“Alzheimer’s disease is a major personal and societal tragedy,” says Professor Ciaran Regan from the UCD School of Biomolecular and Biomedical Science, University College Dublin, one of the co-authors of the report. “The disease progression is torturously long and debilitating, extorting a huge emotional and economic cost.”

“The onset of the disease is insidious with the earliest symptoms often manifested as subtle and intermittent deficits of episodic memory,” explains Professor Dominic Walsh, associate Professor of Pharmacology at the UCD Conway Institute, University College Dublin, another co-author of the report.

“Our findings support the growing theory that Alzheimers’s disease memory deficits may result from loss of dendritic spines and that this process is mediated by amyloid ß–protein (Aß) oligomers, not monomer or plaque Aß as previously considered.”

Source: University College Dublin

Explore further: An explanation of wild birds' role in avian flu outbreak

Related Stories

Report details benefits of investment in basic research

8 hours ago

Last year was a notable one for scientific achievements: In 2014, European researchers discovered a fundamental new particle that sheds light on the origins of the universe, and the European Space Agency ...

Recommended for you

An explanation of wild birds' role in avian flu outbreak

1 hour ago

Wild birds are believed to be behind the first major widespread outbreak of bird flu in the United States, with the virus confirmed in the animals in 10 states.

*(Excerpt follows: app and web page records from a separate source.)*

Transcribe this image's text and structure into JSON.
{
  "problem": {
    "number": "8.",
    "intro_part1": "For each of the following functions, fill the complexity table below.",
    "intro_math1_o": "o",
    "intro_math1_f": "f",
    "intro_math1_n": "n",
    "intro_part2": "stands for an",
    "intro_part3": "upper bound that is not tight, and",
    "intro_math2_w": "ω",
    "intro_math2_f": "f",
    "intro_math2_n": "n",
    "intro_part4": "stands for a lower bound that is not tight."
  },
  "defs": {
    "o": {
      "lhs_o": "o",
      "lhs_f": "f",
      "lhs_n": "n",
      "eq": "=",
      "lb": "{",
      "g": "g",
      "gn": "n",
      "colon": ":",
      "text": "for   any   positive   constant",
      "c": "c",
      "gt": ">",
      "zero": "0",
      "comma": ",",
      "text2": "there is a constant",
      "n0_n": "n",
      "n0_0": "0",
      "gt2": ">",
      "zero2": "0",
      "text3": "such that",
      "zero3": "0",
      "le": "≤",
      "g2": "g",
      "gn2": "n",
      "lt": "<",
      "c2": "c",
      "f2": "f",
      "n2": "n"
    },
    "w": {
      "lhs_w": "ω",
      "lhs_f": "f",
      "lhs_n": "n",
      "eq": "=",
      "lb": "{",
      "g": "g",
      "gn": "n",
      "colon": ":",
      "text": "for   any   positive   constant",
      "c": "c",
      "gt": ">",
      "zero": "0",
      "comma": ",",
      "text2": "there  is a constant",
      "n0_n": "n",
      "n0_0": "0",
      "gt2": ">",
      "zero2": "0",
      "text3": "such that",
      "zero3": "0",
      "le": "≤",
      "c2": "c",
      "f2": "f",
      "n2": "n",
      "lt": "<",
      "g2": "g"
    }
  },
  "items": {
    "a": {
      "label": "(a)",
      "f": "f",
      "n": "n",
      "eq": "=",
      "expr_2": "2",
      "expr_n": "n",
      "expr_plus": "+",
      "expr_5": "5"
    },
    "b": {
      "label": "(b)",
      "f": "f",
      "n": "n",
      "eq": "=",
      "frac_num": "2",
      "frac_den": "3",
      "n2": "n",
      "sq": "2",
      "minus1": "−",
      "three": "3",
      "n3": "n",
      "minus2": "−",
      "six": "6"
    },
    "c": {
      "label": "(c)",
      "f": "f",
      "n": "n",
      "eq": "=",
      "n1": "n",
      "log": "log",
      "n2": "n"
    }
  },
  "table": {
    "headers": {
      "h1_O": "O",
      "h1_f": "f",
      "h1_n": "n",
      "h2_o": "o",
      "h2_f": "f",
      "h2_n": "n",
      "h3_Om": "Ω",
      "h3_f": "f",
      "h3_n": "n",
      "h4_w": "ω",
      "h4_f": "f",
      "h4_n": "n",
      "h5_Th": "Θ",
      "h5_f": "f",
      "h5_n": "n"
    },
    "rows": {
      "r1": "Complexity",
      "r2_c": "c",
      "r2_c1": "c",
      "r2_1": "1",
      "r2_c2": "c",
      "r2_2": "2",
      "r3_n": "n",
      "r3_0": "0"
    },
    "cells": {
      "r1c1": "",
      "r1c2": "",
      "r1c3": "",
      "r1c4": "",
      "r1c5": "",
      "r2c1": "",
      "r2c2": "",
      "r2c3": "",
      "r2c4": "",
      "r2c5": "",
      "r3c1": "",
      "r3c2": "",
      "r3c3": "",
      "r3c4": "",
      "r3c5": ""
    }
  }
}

Here are some questions and answers about how wild birds remain ...

Gastroenterology Special Issue confirms: You are what you eat

4 hours ago

Patients are always interested in understanding what they should eat and how it will impact their health. Physicians are just as interested in advancing their understanding of the major health effects of foods and food-related ...

Gonorrhoea and syphilis in Norway in 2014

6 hours ago

Reported cases of gonorrhea continue to increase in Norway, both among men who have sex with men (MSM) and among heterosexuals. The increase of gonorrhea among heterosexual women was particularly significant. ...

User comments : 0

Please sign in to add a comment. Registration is free, and takes less than a minute. Read more

Click here to reset your password.
Sign in to get notified via email when new comments are made.